## Material provided
────────────────────────────────────────
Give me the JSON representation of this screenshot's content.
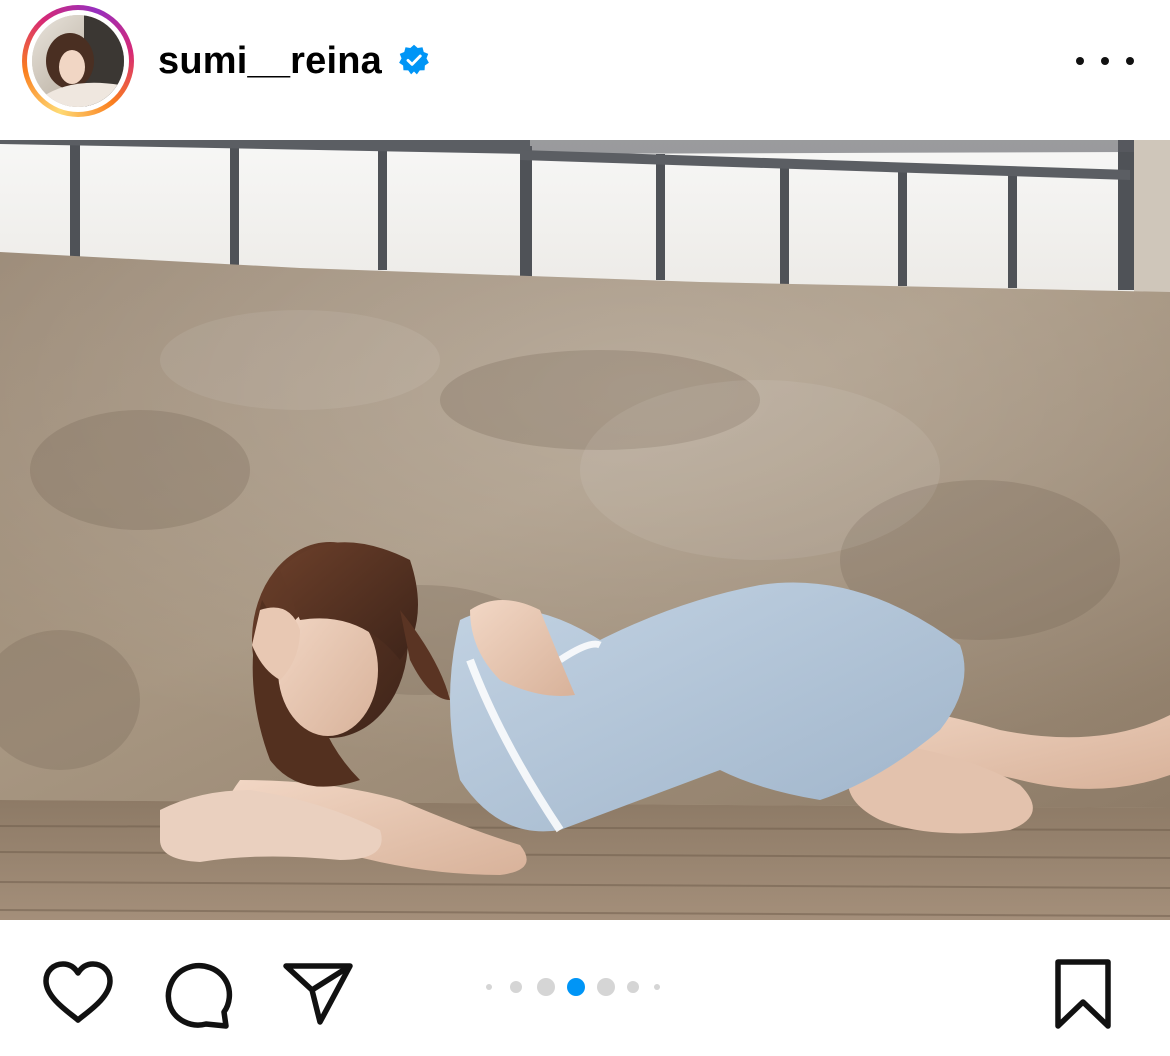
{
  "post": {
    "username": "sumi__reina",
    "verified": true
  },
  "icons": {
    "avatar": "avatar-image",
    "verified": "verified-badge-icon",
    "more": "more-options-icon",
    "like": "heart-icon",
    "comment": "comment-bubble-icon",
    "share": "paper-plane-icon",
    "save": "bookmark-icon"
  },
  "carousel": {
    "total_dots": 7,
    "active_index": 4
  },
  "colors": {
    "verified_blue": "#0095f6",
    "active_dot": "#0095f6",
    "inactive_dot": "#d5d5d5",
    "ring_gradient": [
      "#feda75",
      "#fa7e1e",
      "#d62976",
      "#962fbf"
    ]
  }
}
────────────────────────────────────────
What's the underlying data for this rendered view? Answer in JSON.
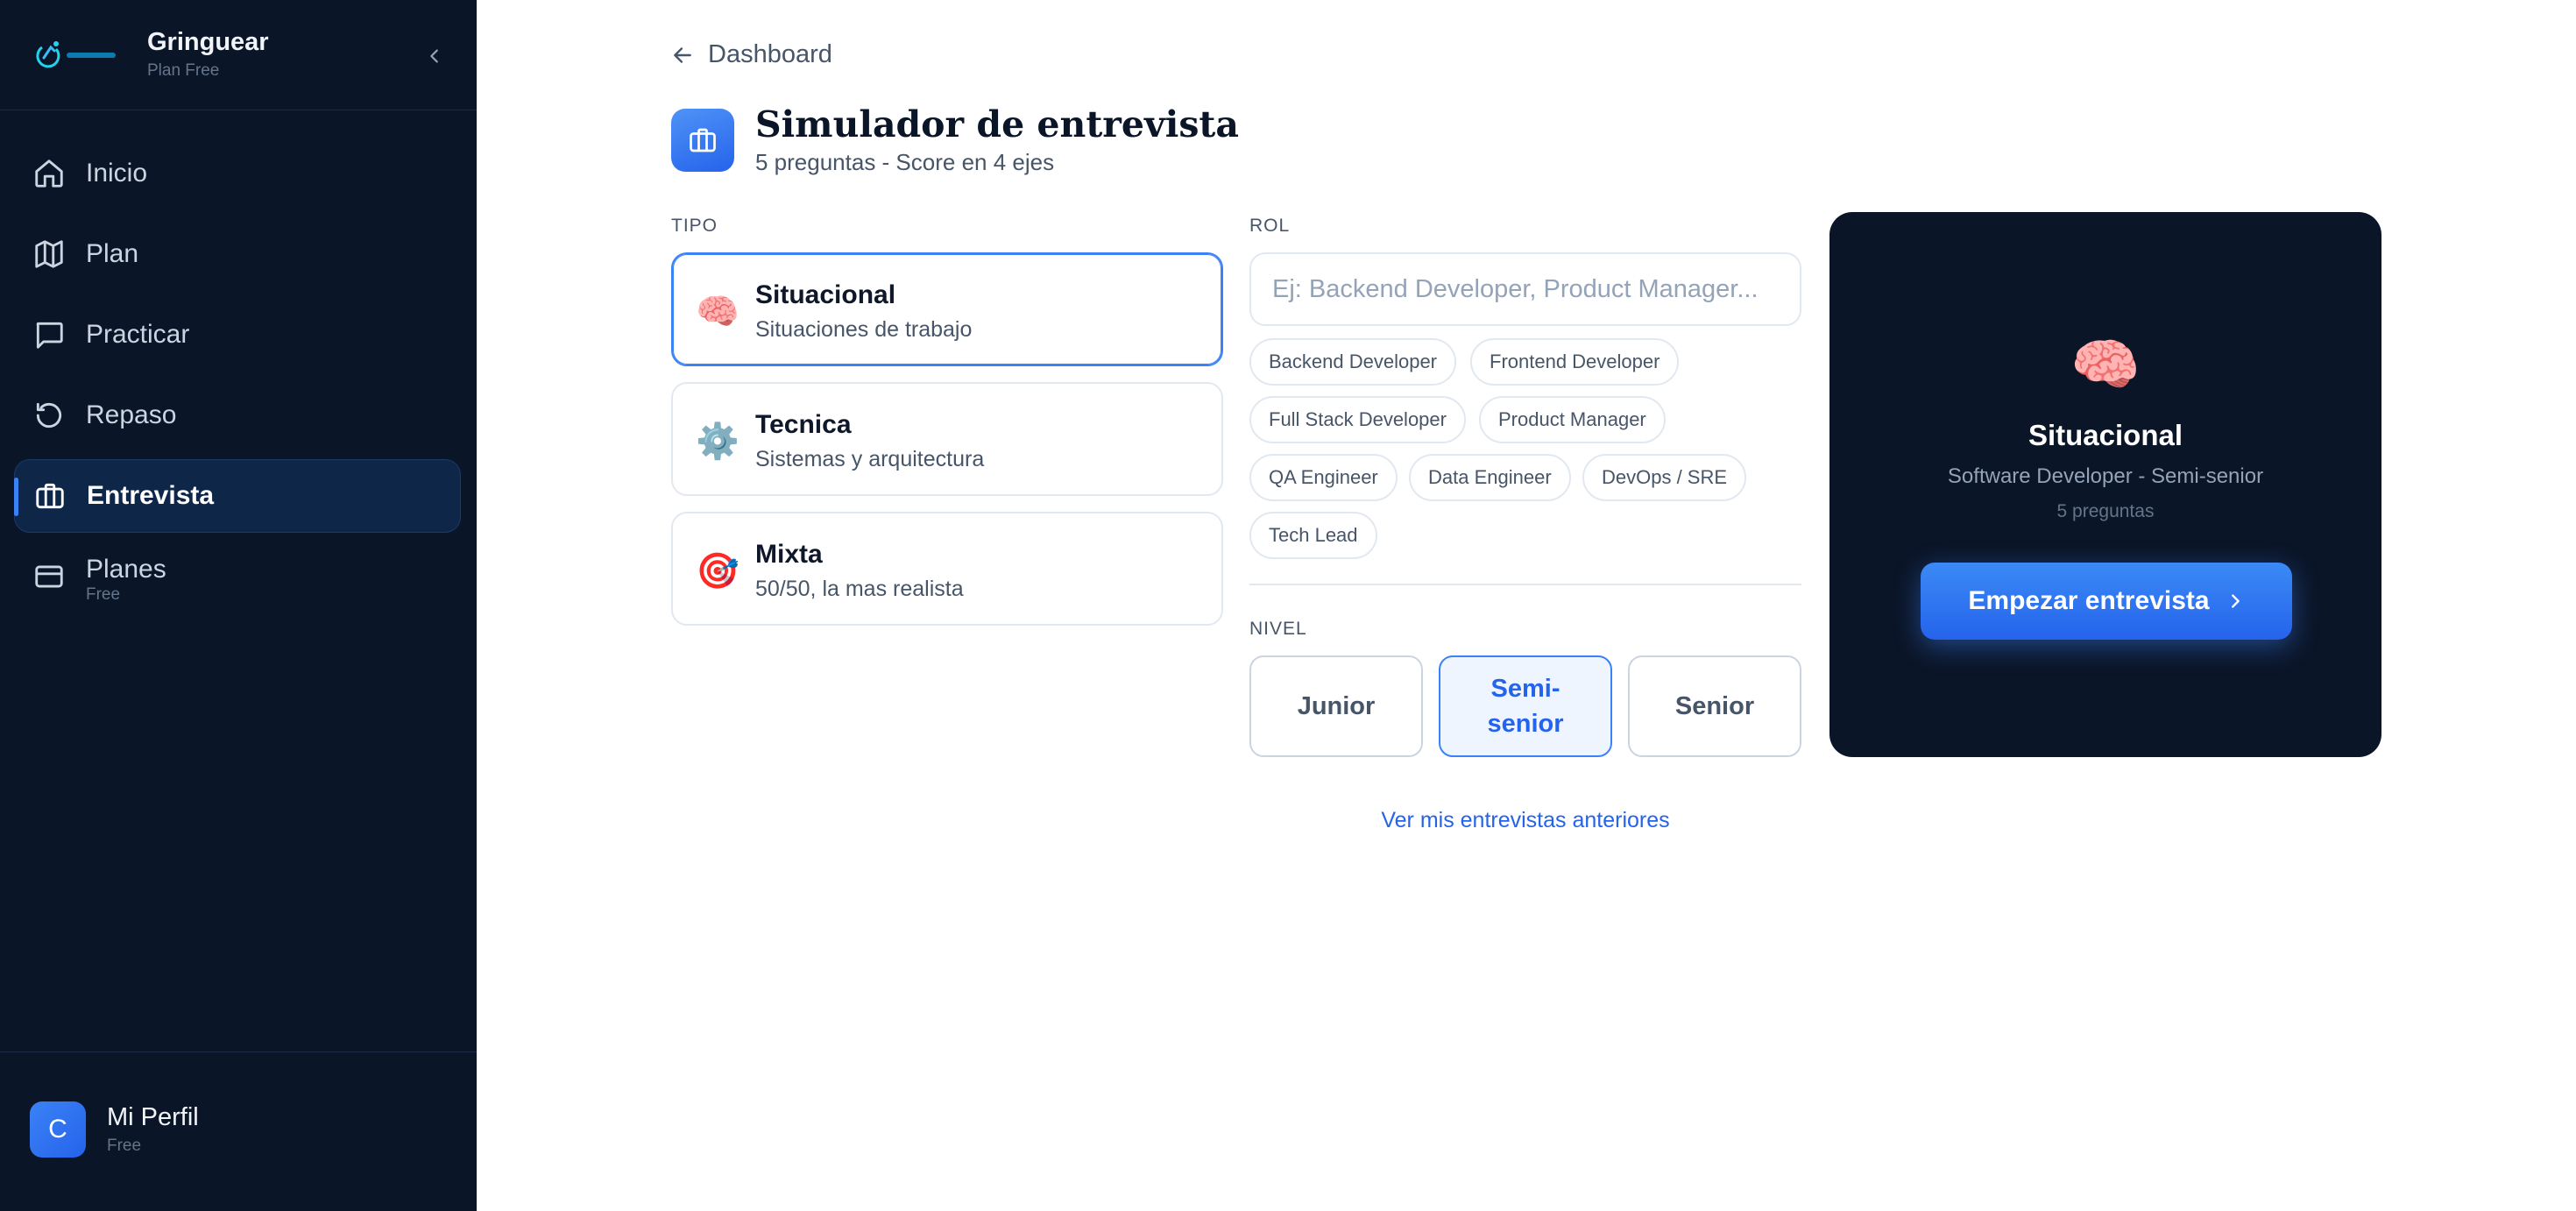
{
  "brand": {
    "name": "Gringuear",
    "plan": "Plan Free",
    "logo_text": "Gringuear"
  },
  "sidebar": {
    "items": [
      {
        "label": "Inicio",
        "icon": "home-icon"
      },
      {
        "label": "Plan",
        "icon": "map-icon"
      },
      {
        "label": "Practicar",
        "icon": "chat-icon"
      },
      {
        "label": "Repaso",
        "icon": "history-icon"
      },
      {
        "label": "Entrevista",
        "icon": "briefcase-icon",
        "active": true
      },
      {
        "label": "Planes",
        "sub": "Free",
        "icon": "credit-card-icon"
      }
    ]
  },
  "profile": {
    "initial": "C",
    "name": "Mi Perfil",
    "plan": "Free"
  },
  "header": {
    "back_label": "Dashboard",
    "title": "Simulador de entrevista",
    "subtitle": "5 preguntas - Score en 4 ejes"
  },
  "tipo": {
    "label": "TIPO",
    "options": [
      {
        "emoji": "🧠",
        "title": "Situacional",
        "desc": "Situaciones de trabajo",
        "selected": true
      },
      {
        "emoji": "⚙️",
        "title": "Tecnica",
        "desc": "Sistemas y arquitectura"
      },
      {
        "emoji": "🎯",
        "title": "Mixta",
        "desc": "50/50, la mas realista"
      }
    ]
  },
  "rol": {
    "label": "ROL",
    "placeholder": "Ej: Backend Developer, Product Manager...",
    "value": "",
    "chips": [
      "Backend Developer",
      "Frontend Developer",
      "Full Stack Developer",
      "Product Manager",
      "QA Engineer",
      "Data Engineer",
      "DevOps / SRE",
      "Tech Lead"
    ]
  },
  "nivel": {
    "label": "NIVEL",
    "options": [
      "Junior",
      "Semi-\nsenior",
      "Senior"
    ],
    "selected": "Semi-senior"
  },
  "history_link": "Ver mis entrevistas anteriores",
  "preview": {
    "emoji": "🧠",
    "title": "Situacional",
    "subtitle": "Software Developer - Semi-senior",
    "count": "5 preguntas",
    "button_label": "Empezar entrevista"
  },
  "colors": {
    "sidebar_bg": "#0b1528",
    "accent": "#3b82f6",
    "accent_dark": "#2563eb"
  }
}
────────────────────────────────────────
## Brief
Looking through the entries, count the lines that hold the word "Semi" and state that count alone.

## Written solution
3